In most ordinary circumstances, you can equate hard disk design with the word "dull". At the end of the day, it's a hard disk, a bit of external storage designed to let you carry data from one place to another where it's not practical for either bandwidth or security reasons to send it over a network. Thankfully, nobody told Lacie, and specifically industrial designer Neil Poulton this, as the new Lacie Rugged All-Terrain Hard Drive is something of a visual charmer, as well as being built with physical sturdiness in mind.
The drive itself is encased in a tough and ever so slightly flexible aliminium casing, surrounded by a tough rubber outer shell in eye-catching orange that also serves as something of a shock protection mechanism.
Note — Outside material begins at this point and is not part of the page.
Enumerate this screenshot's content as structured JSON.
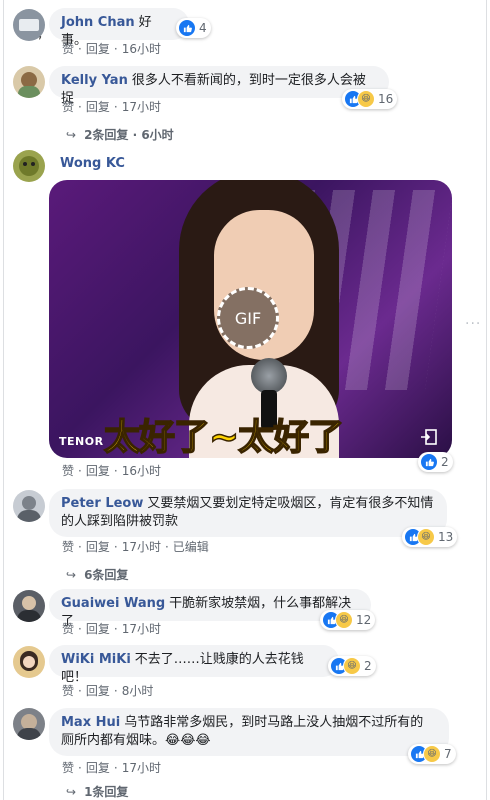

One minor flaw with the design lies in the fact that it's not a terribly small unit. At 90 x 25 x 145 mm, it's not entirely pocket sized in the way that something like the Seagate Pocket Drive or even an iPod is.
The rear of the unit's casing shows off its three way connection model, with socket plugs for USB 2.0, Firewire 400 and Firewire 800 connectors, as well as an additional power plug that can be used with systems where the USB Bus power is insufficient. Whether you're using USB or Firewire connectivity, the entire unit is powered from your connection, so there's no need to carry around a chunky power supply along with the unit. Lacie also sells a variant of the drive that offers only USB 2.0 connectivity.
Lacie sells the Rugged Hard Drive in three capacities -- 80GB (5400rpm, AU$399), 100GB (7200rpm, AU$689) and 120GB (5400rpm, AU$649) -- which is a touch on the lower side for a modern hard drive, although it should be plenty for most mobile applications. The unit we tested came with an 80GB 5400RPM hard drive with 8MB of internal cache. Lacie lists it as being capable of up to 100MB/s using the Firewire 800 interface, and predictably half that for Firewire 400 users. USB 2.0 connectivity tops out at a claimed 60MB/s, although all the above figures really only apply to small file transfers. Lacie's own notes on the product drop those speeds to a slightly more realistic 40MB/s for Firewire 800, 30MB/s for Firewire 400 and 30MB/s for USB 2.0 transfers over a lengthier period.